Connection to the vehicle electrical system can be much more difficult. The problem is the lower current consumption of the LEDs. If you replace the standard turn signals with 21 watts each with two LED turn signals with only 1.5 watts each, the flashing frequency changes because the relay no longer functions correctly due to the different load. Faster flashing or continuous lighting of the turn signals are the result. The solution is either to install a so-called load-independent relay or special resistors.
The easiest way is to use a separate flasher relay (not a combined unit)!) for the turn signals as well as two separate blinker lights (right/left) and neither blinker beeper nor hazard warning lights. Then you can use mostly cheap universal flasher units. If, on the other hand, there is only one blinker light and/or hazard warning lights, after a conversion sometimes the non-actuated turn signals also flash unintentionally. In this case I would reach for the Kellermann flasher relay, which is anyway of higher quality and with just under 30 euros also does not cost the world. Thanks to the somewhat more complex design and wiring (5 instead of 3 cables), it is sufficient to additionally connect the relay to one left and one right turn signal to solve this problem. It is important not to mix up any cables during installation. Be sure to follow the installation instructions and check the polarity with the help of a test lamp. If the original plugs don’t fit, you can use the already mentioned adapter cables or make your own.

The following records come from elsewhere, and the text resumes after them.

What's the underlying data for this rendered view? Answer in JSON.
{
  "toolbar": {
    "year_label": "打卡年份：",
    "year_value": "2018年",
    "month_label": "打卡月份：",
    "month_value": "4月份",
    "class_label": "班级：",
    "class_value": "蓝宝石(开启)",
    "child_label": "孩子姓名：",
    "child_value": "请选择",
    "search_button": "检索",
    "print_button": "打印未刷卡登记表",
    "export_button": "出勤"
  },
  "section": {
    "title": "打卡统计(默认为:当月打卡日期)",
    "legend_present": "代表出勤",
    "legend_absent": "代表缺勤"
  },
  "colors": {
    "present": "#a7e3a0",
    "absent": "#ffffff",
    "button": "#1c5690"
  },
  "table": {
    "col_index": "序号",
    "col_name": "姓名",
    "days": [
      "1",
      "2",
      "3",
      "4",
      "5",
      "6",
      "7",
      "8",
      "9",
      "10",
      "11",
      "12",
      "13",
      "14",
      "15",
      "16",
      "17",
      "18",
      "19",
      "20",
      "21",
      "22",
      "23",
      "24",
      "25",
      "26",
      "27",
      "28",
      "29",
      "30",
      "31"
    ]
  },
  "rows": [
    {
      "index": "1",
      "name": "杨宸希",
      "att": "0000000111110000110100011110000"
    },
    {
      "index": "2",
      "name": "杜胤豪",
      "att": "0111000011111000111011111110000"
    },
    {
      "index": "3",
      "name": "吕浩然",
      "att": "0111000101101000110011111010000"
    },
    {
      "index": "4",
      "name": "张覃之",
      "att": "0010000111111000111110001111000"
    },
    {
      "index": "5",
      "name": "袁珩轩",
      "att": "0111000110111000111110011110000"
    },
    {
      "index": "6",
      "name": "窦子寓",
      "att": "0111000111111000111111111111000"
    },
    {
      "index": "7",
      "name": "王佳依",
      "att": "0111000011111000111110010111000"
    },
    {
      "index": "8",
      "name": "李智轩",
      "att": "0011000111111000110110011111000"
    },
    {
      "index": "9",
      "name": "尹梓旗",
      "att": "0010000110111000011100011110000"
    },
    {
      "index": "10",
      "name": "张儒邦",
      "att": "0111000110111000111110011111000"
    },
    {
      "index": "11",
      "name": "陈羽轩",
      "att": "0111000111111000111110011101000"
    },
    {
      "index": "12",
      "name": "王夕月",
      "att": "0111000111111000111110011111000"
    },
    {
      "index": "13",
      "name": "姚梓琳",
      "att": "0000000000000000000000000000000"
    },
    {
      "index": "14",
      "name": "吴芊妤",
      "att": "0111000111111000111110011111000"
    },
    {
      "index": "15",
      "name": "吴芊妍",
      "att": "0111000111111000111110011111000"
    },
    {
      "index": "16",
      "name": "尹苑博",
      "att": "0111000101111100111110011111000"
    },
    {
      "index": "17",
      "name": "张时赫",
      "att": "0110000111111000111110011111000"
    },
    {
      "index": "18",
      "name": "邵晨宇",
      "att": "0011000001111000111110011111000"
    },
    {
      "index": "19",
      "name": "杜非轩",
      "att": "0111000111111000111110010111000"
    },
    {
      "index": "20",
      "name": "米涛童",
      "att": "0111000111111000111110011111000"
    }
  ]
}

But if you want to keep your original flasher relay or if you have a motorcycle that does not have a separate flasher relay, but only a central electronic unit, the conversion becomes more complicated. For the adjustment of the flashing frequency one must work then namely with resistors (usually with 6.8 ohm power resistor), which one can acquire in the accessories often also already with the suitable wiring. If you want, you can of course make your own. For space reasons these relatively large resistors are used rather in the area of the rear turn signals and can be hidden for example under the Burzel or side cover. When wiring, make sure they are connected in parallel (not series)!) are mounted. It is quite astonishing how hot such resistors can get in operation, 80 to 100 degrees are quite reached. Therefore, during installation, be careful not to fix the resistors on plastic parts or in contact with cables, and also not to simply glue them on. Perfect for heat dissipation is a small aluminum plate, on which the resistors are mounted.
Brake and taillight
Conversions to brake and tail lights are usually completely unproblematic. The new lights often come pre-wired, and the challenge is in the mounting area. Here, too, the trend is towards mini lights, which look smart but often fail to illuminate the license plate correctly. In this case an additional license plate light is necessary. Otherwise there will be trouble at the next general inspection at the latest.